With the release of the original iPad, we saw the birth of a new category of devices that has the potential to dramatically change the computing landscape. Boasting ease of use and low prices, many consumers are starting to choose a tablet over a laptop for their daily computing requirements. Today, we see the first official reviews of another contender in the tablet space, the BlackBerry PlayBook.
AnandTech takes an in-depth look at RIM's new tablet. With a 7-inch screen, dual-core Cortex A9 processor, and a $499 to $699 price tag, the PlayBook is well placed to compete against the iPad 2 and other tablets. The PlayBook seems to be best designed for current BlackBerry smartphone users. Users can keep all their private data on their BlackBerry smartphone while maintaining a secure connection to the PlayBook. Enterprise and business customers utilizing BlackBerry within the workplace will find this a natural fit to their existing infrastructure.

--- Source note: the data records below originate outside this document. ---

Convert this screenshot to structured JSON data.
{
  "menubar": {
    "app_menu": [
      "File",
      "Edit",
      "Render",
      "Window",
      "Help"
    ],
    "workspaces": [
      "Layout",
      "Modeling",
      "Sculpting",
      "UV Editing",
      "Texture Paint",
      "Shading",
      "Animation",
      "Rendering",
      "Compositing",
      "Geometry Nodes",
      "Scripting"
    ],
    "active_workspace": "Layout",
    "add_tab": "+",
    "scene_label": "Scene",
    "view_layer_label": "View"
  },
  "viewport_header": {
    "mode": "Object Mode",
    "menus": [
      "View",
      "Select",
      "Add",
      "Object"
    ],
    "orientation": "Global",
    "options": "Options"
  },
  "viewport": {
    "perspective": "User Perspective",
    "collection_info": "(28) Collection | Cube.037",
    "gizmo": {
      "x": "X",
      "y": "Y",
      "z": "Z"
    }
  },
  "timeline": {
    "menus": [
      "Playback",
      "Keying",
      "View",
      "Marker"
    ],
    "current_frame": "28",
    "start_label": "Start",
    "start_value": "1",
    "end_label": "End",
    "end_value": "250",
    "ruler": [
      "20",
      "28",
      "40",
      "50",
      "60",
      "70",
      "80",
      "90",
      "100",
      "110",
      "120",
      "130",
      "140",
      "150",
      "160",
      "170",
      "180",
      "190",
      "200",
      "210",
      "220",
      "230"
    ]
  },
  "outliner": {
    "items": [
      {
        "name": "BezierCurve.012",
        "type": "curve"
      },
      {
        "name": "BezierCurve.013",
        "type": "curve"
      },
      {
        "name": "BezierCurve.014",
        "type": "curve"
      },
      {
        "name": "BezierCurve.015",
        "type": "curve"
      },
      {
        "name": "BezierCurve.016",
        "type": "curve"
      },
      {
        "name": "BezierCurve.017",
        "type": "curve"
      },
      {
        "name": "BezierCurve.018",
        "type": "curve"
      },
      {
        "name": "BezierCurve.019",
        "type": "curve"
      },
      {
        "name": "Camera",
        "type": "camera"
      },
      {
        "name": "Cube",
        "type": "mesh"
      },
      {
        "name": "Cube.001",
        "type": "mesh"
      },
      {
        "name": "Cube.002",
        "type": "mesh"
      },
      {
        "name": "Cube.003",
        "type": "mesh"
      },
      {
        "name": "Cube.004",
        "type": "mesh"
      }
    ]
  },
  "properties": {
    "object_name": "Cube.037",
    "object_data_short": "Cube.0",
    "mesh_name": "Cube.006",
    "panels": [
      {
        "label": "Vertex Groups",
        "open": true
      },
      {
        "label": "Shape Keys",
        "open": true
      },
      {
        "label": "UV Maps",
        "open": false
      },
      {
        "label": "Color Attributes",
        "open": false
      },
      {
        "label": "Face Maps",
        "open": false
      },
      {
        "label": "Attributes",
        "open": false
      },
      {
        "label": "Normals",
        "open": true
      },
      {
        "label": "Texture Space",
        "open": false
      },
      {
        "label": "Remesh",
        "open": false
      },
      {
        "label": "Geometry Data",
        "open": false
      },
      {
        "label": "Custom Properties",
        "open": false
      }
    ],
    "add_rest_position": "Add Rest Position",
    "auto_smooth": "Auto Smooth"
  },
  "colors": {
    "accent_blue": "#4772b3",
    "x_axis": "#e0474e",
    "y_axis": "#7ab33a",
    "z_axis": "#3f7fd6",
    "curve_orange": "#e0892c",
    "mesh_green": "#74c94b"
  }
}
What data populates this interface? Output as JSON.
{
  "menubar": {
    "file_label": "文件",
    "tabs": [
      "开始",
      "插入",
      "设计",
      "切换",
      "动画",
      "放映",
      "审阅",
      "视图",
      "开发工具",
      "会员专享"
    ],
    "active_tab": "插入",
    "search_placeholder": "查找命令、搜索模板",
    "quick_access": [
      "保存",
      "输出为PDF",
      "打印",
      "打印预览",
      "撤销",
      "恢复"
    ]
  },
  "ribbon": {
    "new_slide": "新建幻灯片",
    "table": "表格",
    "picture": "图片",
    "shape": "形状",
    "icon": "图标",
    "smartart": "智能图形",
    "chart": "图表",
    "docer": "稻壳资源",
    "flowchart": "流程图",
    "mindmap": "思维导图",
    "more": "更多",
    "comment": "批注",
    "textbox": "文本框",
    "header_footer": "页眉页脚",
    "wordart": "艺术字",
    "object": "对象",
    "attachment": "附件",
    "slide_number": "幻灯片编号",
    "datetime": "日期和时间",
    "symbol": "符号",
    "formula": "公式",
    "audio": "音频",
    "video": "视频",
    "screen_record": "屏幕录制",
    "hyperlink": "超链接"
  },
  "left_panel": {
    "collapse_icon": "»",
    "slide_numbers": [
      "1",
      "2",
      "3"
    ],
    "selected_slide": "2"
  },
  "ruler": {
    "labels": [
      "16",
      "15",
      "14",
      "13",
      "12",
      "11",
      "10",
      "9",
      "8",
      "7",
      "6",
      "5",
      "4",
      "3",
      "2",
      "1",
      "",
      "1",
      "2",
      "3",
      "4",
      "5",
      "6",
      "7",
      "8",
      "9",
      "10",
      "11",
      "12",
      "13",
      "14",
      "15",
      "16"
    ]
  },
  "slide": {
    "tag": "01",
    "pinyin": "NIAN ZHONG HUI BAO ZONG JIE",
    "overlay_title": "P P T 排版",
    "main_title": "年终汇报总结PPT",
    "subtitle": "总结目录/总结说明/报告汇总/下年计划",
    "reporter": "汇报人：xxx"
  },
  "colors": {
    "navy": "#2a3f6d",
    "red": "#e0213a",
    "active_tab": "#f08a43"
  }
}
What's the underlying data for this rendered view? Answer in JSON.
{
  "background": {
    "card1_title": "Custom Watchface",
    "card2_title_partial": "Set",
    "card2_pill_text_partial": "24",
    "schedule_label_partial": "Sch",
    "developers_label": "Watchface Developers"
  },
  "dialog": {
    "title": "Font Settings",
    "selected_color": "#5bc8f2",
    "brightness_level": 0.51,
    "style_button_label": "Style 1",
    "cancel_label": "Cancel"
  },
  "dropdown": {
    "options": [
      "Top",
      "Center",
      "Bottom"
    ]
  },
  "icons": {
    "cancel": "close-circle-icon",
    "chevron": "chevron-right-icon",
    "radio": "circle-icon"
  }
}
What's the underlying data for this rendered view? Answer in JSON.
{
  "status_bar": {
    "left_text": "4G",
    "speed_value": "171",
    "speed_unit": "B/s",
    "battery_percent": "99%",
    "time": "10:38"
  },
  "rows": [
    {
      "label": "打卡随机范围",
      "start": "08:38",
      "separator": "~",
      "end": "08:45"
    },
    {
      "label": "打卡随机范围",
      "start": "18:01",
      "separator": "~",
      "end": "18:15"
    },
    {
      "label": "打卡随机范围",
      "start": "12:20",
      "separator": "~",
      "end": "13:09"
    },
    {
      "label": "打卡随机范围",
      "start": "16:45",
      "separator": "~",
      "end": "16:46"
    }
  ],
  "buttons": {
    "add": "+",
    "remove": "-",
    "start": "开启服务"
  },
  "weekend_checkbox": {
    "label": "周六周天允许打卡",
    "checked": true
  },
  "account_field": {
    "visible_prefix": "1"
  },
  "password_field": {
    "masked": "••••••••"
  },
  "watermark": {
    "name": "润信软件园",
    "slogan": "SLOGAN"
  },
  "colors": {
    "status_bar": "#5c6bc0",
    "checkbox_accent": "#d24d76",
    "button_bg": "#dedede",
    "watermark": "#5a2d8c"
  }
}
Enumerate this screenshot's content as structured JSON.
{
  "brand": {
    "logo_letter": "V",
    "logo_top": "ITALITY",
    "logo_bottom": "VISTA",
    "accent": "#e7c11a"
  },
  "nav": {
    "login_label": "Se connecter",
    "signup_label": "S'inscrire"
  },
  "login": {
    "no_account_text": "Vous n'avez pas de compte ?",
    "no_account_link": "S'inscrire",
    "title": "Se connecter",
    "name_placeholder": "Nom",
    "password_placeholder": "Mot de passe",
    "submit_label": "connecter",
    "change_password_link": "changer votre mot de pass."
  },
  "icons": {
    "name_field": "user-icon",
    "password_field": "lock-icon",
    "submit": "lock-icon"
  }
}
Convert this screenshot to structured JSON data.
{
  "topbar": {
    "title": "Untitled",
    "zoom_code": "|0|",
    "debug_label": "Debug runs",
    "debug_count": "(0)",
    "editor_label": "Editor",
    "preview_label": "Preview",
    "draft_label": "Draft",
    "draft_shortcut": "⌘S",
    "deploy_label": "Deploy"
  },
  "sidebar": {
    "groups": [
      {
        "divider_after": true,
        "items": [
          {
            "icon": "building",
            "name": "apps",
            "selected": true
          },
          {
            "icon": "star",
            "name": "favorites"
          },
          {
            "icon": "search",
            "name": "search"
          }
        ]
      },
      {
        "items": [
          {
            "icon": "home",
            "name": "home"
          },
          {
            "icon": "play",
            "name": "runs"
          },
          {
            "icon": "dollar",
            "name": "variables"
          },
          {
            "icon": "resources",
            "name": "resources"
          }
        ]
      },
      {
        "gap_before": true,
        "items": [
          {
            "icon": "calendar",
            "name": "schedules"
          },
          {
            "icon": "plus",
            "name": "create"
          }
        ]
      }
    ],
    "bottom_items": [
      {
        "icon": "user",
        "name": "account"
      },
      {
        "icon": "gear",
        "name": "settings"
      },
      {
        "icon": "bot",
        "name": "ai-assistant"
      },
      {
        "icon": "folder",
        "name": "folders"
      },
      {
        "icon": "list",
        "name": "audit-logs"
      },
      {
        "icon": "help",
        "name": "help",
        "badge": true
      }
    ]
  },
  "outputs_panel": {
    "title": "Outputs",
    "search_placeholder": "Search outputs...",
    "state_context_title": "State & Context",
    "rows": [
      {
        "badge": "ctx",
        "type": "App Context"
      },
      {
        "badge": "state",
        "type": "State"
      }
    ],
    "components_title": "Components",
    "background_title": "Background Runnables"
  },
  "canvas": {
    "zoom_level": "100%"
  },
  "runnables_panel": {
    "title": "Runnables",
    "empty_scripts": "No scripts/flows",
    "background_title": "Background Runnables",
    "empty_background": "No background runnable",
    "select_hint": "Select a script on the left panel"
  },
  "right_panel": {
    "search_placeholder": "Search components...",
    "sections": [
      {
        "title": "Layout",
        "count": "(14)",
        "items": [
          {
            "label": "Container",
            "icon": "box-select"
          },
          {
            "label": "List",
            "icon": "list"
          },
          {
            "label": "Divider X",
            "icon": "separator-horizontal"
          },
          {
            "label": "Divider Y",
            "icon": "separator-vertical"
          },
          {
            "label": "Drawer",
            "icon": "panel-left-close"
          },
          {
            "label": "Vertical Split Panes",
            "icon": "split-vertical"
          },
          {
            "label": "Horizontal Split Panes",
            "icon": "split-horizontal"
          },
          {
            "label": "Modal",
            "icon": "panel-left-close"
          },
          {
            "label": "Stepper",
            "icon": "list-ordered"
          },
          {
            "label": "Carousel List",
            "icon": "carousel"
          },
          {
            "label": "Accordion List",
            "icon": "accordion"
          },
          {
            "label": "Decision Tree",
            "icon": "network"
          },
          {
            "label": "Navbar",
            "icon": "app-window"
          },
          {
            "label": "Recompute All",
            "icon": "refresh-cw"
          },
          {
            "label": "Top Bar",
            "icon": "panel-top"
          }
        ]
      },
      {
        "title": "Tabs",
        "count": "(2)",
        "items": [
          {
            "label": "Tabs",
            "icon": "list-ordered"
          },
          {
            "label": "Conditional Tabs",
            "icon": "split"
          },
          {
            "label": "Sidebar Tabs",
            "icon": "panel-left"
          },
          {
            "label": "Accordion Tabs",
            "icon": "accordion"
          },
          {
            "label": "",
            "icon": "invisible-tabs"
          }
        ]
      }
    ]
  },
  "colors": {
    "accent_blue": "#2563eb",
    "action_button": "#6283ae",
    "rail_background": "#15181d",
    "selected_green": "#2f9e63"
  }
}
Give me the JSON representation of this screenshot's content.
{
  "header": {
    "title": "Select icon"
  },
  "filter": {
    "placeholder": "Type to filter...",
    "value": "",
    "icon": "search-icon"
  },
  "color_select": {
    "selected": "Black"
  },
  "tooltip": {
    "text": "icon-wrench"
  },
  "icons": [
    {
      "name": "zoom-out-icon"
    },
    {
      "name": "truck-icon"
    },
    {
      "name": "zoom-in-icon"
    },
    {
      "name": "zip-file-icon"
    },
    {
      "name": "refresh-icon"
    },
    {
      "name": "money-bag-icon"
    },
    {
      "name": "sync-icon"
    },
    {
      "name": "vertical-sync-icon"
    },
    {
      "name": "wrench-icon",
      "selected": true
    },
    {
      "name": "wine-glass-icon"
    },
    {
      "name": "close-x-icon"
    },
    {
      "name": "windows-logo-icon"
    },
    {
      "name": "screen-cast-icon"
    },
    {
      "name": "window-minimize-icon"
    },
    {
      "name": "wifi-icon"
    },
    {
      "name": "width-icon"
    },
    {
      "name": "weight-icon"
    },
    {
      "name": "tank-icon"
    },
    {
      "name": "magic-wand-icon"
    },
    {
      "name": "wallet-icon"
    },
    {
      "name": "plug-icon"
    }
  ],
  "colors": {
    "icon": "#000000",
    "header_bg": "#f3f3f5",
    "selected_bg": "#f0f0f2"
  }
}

In regards to the general consumer, the PlayBook seems to be missing too many apps at present. The lack of email, calendar, Netflix, Twitter, etc. may hamper early adoption of the device. Nevertheless, with full 1080p High Profile H.264 playback and smooth multitasking support, RIM is well placed to now focus their efforts on building a large community of developers and enthusiasts around the PlayBook. RIM should also be able to avoid any device and OS fragmentation compared to Google's Android.
It seems apparent that with the introduction of the PlayBook and Microsoft's efforts to provide a user-friendly tablet interface in Windows 8, tablets are here to stay and their usefulness will only continue to grow.